Every spring I get questions about residual herbicides. It's usually from growers with furrow irrigation and bad weed pressure. Whether you farm with sprinklers or furrow, Fall is the best time to apply next year's residual materials. These materials need incorporation. Making a late fall application greatly increases the odds that a rain or snowfall will set them in place. Plus you get a jump on any spring weed germination. There's a number of materials available, give us a call this fall to take care of next year's weeds!
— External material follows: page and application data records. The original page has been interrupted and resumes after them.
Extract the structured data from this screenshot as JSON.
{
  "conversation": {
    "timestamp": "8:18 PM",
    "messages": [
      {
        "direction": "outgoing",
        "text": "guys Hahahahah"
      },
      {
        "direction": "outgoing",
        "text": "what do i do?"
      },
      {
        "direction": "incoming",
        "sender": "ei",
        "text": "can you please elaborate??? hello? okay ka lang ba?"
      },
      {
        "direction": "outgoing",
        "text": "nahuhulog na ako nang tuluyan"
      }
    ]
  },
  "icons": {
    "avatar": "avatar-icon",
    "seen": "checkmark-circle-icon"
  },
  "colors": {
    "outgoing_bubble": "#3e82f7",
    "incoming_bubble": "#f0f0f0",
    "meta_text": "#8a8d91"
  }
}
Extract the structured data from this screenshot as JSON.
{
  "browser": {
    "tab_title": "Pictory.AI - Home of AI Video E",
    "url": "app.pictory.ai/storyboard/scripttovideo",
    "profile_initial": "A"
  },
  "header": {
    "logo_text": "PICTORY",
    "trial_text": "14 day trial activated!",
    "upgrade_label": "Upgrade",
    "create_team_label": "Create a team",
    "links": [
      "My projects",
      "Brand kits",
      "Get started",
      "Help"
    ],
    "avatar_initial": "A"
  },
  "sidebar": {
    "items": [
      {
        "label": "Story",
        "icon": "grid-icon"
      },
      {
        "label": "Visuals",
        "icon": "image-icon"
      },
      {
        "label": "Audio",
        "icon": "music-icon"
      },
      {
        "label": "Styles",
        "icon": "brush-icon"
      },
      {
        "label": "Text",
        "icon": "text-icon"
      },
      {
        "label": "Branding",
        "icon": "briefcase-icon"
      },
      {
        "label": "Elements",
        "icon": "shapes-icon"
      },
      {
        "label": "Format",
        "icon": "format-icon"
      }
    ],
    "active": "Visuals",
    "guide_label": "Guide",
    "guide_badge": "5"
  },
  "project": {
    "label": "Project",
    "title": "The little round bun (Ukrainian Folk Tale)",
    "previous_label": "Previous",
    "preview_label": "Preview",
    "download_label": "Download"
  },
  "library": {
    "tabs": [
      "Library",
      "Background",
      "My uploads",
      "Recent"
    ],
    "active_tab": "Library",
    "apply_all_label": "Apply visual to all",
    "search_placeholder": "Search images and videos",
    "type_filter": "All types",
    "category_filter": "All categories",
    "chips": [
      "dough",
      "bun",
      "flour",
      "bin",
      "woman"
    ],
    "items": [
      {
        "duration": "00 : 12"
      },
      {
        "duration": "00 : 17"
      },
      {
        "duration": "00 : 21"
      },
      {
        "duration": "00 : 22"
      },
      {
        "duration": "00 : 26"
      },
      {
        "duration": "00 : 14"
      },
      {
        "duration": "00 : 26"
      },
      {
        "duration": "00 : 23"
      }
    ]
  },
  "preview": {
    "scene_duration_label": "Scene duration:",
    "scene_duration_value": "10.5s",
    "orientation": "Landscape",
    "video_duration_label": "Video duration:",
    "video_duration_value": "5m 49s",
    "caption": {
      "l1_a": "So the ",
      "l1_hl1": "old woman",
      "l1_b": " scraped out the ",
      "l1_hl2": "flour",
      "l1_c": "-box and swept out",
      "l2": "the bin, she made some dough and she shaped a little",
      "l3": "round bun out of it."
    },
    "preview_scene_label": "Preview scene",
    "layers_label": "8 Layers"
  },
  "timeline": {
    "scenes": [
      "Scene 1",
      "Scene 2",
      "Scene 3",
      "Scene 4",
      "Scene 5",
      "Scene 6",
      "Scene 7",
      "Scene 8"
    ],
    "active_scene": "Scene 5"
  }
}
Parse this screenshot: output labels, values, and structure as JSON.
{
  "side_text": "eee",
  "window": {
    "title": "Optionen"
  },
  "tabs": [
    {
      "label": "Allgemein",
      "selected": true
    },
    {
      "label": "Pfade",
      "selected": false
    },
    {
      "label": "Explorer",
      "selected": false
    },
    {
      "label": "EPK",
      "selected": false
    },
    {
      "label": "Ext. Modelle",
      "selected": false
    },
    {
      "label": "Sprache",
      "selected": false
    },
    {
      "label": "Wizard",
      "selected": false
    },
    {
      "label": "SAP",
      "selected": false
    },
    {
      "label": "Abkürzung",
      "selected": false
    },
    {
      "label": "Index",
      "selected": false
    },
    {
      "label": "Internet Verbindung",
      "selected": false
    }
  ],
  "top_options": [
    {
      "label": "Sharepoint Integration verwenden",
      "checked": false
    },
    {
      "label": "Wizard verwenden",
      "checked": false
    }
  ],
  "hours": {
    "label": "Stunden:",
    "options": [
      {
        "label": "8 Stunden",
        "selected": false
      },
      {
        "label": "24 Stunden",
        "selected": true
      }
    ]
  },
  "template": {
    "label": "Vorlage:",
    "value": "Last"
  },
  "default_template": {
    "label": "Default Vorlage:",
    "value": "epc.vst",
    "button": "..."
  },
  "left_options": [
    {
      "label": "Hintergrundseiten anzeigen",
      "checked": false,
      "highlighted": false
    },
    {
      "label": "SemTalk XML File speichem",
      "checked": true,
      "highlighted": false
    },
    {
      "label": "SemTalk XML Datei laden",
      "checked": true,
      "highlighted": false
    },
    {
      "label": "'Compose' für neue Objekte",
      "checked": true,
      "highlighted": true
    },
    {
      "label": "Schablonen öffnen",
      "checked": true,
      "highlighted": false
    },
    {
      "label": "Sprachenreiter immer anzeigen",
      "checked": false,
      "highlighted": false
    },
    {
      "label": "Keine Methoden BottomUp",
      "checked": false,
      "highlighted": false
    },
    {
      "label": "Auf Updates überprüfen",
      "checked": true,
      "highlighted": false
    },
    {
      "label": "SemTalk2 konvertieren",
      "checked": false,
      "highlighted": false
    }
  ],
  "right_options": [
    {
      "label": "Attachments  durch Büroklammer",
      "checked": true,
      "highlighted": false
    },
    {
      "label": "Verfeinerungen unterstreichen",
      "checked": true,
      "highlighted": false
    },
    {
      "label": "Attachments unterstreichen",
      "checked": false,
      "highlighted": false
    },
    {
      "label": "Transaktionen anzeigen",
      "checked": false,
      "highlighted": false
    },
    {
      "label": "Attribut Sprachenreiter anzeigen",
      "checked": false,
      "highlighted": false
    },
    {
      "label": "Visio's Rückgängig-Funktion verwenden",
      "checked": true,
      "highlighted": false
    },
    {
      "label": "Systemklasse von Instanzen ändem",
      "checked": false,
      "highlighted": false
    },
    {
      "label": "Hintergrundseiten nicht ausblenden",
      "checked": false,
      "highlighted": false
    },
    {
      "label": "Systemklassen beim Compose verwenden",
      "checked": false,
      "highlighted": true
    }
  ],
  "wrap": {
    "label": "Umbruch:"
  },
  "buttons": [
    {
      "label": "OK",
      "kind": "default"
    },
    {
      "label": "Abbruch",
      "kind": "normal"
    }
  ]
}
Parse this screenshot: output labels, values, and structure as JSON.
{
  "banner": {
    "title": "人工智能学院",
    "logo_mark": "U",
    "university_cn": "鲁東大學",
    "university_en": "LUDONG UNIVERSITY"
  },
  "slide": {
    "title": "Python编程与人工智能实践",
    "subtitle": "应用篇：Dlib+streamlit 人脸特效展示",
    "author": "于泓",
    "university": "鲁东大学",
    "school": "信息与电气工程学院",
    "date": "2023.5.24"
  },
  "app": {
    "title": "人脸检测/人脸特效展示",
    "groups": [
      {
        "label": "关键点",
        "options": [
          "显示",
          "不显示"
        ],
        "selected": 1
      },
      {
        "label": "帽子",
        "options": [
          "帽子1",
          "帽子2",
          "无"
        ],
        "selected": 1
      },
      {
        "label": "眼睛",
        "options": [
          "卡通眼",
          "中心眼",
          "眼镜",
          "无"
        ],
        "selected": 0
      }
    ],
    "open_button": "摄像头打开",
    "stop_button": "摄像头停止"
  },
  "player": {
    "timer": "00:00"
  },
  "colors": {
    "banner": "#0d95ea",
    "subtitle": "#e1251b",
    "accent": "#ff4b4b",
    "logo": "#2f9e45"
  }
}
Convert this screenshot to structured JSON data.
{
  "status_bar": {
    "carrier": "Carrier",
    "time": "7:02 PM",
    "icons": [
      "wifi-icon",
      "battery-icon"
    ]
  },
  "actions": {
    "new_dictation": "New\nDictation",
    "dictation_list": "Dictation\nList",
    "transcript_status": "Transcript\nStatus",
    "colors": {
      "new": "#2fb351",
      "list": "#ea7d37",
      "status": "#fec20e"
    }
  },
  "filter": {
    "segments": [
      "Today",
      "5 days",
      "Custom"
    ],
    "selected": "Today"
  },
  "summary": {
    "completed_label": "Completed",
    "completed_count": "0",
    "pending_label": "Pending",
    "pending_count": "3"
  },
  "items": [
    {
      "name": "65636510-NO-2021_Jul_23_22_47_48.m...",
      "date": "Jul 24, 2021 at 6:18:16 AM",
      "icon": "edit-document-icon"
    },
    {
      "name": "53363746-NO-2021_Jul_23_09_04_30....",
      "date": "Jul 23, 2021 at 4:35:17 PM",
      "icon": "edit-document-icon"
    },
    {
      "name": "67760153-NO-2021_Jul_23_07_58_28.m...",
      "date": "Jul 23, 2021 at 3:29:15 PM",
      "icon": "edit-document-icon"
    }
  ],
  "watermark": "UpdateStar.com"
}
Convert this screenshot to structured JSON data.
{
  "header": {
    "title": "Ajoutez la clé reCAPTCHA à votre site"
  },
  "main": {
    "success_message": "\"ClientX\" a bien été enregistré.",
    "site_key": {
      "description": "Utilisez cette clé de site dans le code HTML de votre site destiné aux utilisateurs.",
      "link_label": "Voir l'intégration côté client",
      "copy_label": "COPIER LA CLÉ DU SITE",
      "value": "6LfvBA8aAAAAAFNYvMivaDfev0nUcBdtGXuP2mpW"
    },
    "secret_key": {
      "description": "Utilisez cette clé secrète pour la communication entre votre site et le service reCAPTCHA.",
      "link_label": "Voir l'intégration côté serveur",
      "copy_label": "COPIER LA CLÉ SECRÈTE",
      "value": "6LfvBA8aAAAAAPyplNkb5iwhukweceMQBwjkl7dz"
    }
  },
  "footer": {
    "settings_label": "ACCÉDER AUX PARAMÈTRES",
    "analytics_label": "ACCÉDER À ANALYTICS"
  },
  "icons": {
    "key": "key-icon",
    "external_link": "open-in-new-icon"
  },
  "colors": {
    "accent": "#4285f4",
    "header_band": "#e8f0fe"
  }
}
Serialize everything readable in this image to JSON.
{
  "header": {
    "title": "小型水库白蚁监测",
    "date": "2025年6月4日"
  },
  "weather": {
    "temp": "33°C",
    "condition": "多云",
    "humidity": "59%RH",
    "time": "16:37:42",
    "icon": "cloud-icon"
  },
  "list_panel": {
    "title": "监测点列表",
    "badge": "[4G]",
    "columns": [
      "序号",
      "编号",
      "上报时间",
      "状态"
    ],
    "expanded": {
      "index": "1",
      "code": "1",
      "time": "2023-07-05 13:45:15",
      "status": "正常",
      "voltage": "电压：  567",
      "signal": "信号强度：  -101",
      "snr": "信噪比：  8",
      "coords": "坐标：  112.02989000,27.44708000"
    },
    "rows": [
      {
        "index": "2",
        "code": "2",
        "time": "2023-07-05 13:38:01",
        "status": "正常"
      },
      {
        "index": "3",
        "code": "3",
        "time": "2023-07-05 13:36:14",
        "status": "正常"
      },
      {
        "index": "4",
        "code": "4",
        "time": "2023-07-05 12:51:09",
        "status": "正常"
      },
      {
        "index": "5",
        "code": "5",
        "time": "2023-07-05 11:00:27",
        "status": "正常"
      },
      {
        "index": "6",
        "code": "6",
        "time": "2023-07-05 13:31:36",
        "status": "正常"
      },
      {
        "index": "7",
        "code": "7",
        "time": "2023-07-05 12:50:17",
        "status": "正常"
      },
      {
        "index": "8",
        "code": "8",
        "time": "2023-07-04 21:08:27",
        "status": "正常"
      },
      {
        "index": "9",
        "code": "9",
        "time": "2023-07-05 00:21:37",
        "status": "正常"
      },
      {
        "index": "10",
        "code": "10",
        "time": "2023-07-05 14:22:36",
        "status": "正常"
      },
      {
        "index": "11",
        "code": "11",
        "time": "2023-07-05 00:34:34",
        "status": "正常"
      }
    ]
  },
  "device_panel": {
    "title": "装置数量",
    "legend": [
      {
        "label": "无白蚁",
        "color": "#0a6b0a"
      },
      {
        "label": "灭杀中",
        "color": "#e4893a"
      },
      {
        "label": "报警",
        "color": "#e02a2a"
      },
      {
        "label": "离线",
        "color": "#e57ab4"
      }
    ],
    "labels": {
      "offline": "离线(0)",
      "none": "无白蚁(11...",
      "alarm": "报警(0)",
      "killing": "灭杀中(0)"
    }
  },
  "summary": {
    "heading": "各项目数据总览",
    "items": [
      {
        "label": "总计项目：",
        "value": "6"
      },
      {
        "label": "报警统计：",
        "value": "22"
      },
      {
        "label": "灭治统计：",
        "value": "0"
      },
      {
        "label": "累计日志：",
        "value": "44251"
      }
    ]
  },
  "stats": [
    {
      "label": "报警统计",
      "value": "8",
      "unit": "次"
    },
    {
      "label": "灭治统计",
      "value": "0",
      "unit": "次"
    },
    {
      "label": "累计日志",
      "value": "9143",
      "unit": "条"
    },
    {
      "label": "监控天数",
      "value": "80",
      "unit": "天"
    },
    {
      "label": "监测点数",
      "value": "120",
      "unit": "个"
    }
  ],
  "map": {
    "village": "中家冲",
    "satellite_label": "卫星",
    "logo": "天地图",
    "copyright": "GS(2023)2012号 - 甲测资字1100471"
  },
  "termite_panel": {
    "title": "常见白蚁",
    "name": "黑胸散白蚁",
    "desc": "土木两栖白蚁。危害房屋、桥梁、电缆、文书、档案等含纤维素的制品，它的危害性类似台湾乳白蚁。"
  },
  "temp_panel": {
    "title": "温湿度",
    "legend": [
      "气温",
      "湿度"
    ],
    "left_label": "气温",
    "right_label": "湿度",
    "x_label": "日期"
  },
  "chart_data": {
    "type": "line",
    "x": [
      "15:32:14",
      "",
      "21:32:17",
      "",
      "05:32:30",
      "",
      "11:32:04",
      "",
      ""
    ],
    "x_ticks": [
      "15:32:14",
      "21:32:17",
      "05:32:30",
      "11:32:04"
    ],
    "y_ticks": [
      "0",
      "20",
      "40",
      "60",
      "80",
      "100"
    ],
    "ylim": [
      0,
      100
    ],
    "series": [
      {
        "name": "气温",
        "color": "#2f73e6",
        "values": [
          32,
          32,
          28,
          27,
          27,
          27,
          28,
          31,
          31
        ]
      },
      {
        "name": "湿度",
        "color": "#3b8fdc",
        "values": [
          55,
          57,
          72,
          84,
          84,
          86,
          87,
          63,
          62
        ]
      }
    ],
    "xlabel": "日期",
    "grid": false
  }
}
It's time once again to mention a program that I'm a big believer in. Fall foliar fertilization. Peach fruits have three fairly discrete stages of growth. The first stage (Stage I) lasts from full bloom until about 50 days after bloom. During this time the fruits grow fairly rapidly and growth is primarily due to cell division. Most of the cell division probably occurs during the first 30 days after bloom, but the length of stage I may be influenced by temperature. There is an increase in both fruit size and fruit dry weight. During stage I, shoot growth begins but there is too little foliage on the tree to support the growth of the fruit and shoots. Therefore much of the carbohydrates for early fruit and shoot growth come from reserves stored in the tree during the previous season. Trees move nutrients from the leaves back into the buds and wood prior to leaf drop. Research in California shows that a foliar spray of urea on peach begins to move into the leaf within two hours, with over 80% of the applied N moving into the leaves within 24 hours. The efficiency of N recovery through a foliar urea application is four-fold greater than through a soil application. (If you're trying to cut back on your annual fertilizer expense this is a program that will get more N in the tree for less dollars!) This nitrogen is mobilized and moved into other plant parts such as shoots and buds within one week. It remains there until spring when it is available for early use during cell division (more cells = larger fruit)! Urea is known to enhance the uptake of other micronutrients when sprayed in combination. Adding zinc, iron, manganese or any other element your tree requires will help boost bud strength and tree health. No detrimental effects have been found on winter hardiness, quite the opposite, research has shown that healthy buds with good nutrient reserves are the most winter hardy. Now is a great window of opportunity to put a bit of fuel back in the tank for next year.
“There seem to be but three ways for a nation to acquire wealth. The first is by war, as the Romans did, in plundering their conquered neighbors. This is robbery. The second by commerce, which is generally cheating. The third by agriculture, the only honest way, wherein man receives a real increase of the seed thrown into the ground, in a kind of continual miracle, wrought by the hand of God in his favor, as a reward for his innocent life and his virtuous industry”
As Always….Please call with any questions!